That's the way it's been since the Supreme Court's tragic decision in Citizens United, which overturned a century of settled law and opened this floodgate of unlimited campaign spending, drowning out small donors and the individual citizens that most of us learned in school were the cornerstone of our democracy. This Supreme Court ruling was based on the perverse idea that the court's out-of-touch majority somehow felt corporations should enjoy the same constitutional rights as people.

This threatens the integrity of the political process, not just from the appearance of corruption but actually blatantly distorting the process. As companies and sham independent organizations that are actually run by candidates' friends and employees blanket the airwaves with an avalanche of vicious negative advertising, now somehow they're protected under a First Amendment right to free speech which would be beyond the comprehension of our founding fathers.

Mitt Romney may believe that corporations are people, but do the rest of us need a comedian like Stephen Colbert to remind us that only people are people?
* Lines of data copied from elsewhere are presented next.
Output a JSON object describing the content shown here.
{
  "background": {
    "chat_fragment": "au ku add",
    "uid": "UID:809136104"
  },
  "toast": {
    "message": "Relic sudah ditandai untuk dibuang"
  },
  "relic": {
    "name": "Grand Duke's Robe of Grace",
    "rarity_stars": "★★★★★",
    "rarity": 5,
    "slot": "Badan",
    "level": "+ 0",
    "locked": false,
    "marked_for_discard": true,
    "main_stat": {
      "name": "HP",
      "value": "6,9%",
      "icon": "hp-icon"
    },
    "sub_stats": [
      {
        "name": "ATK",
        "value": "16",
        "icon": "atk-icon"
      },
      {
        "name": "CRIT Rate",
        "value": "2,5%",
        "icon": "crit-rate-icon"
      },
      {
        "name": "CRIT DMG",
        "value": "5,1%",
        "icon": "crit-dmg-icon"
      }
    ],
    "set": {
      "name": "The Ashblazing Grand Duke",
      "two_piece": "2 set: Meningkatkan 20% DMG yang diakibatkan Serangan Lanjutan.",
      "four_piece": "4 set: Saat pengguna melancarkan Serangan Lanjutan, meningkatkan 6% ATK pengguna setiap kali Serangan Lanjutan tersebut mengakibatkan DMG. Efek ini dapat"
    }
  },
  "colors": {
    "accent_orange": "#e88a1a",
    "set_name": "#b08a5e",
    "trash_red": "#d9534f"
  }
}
There's an outside chance of relief in the form of a century-old Montana law banning corporate corruption in their political landscape, which was passed after an egregious and well-documented abuse in Montana. A case about this law would actually provide the Supreme Court a lifeline to climb down from the precarious and dangerous Constitutional ledge, a ledge that they have not only crawled out onto, but also dragged the American people and the political process onto with their Citizens United decision. There's a chance that the Supreme Court will use this Montana law to re-establish the basic parameters protecting the political process from the corruption of that unregulated corporate money.

But in the meantime, it's important that we advance a constitutional amendment that would eliminate the notion of corporate personhood, explicitly stating that the rights of natural persons may only be afforded to real people, not corporations. And as we work to overturn Citizens United and ban corporate personhood, people should not have to wait to judge whether a candidate is representing the public or representing their benefactors. We should pass the DISCLOSE Act to require political spending by corporations and individuals to be fully transparent. We should be advancing in other efforts in the regulatory process to make sure that shareholders of corporations have the opportunity to at least know and maybe have a say on what the corporations that they are supposed to own are doing on their behalf. We should support HR 1404, the Fair Elections Now Act, to promote public campaign financing to ensure that the public's voice is not drowned out by moneyed special interests.

The Supreme Court's decision on Citizens United was based on fantasies: the fantasy that vast sums of hidden, special-interest money are not inherently corrupting to the political process; the fantasy that corporations should be afforded all the rights of individual citizens; and the fantasy that Super PACs run by individuals who are the closest of allies, friends, and employees of candidates are somehow independent of their campaigns.

What is not a fantasy is what we see right now on the political landscape: the terrifying effect of Super PACs and the flood of money hopelessly distorting campaigns. We should all fight to change it.